“The ‘Green’ credentials of the design are evident with grass roofs and natural timber.
“Many, many more trees are to be planted to the boundaries of the site to create a corridor for the natural ecology to thrive.
“During the two day ‘drop in’ exhibition at Lancing Parish Council held on the 6th and 7th of February, some people supported the principle of new housing because they felt that the cost of housing bore no relationship to wages for young folk.
“Those people who opposed this development at the exhibition often said ‘we agree with the principle of new housing- but not round here!’
“As a community with concern for the future we should consider the way we think about new housing.
“Are we not obliged to embrace change for the benefit of the young?
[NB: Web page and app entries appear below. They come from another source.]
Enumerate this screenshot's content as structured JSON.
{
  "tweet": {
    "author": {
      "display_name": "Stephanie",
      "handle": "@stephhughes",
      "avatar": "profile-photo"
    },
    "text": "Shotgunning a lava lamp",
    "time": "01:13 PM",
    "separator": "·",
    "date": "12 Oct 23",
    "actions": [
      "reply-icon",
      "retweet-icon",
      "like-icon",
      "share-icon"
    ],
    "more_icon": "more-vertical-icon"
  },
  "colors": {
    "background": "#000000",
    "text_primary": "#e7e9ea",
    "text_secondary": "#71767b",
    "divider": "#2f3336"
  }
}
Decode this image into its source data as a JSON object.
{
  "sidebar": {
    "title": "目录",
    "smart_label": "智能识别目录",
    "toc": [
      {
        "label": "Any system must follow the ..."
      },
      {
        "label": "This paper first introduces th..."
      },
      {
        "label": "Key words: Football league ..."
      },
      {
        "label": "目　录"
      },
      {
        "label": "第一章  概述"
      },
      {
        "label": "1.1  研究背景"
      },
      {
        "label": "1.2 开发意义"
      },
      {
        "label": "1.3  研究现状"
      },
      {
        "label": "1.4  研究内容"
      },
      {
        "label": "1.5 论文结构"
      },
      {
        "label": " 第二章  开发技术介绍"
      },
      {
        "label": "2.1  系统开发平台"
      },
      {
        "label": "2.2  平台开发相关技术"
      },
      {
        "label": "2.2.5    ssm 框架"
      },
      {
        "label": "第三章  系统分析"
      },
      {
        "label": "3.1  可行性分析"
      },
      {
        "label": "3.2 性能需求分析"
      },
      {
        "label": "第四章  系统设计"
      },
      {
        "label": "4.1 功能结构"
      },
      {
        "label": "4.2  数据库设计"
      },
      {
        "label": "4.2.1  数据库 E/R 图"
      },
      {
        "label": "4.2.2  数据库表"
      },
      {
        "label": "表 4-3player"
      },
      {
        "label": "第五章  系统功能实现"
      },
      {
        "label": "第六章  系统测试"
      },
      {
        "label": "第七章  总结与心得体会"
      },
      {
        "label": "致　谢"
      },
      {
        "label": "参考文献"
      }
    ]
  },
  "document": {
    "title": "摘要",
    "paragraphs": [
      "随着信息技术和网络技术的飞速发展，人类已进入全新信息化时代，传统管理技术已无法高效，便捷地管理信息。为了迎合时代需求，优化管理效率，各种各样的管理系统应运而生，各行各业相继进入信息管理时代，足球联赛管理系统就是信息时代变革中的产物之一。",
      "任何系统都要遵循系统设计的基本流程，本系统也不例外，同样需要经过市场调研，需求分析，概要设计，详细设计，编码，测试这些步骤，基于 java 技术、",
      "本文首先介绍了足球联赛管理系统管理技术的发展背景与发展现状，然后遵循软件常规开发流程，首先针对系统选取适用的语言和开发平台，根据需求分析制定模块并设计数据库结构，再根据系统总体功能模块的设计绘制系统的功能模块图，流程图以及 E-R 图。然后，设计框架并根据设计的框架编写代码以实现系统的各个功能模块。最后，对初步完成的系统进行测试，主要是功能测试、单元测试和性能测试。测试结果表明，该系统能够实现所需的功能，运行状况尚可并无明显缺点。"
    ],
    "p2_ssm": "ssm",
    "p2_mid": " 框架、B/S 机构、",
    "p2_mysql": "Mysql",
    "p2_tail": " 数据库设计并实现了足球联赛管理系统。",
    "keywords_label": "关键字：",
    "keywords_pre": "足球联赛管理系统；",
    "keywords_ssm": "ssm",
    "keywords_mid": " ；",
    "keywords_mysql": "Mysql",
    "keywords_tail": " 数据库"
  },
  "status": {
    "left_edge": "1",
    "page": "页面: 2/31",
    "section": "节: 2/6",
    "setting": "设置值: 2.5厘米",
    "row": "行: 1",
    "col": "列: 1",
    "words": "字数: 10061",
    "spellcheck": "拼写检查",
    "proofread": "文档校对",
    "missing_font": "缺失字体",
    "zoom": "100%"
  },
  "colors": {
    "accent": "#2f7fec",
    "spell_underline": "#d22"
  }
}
“All too often, new housing is believed to be an indictment on the environment regardless of quality. Housing used to be a basic human right within the grasp of all people.
“In 2016, Adur and Worthing awarded me their much coveted ‘Distinction in Design Award’ for local housing.
“Recognition as an Architect who adds positively to the environment is a responsibility I take very seriously. What we do in life, we leave for the next generation.
“The design at Firle Road is a potential Award winner and I hope, with the benefit of time, local people will come to see this development as a wonderful addition to Lancing.”
To view the application in full, search AWDM/1942/17 on Adur District Council’s planning portal.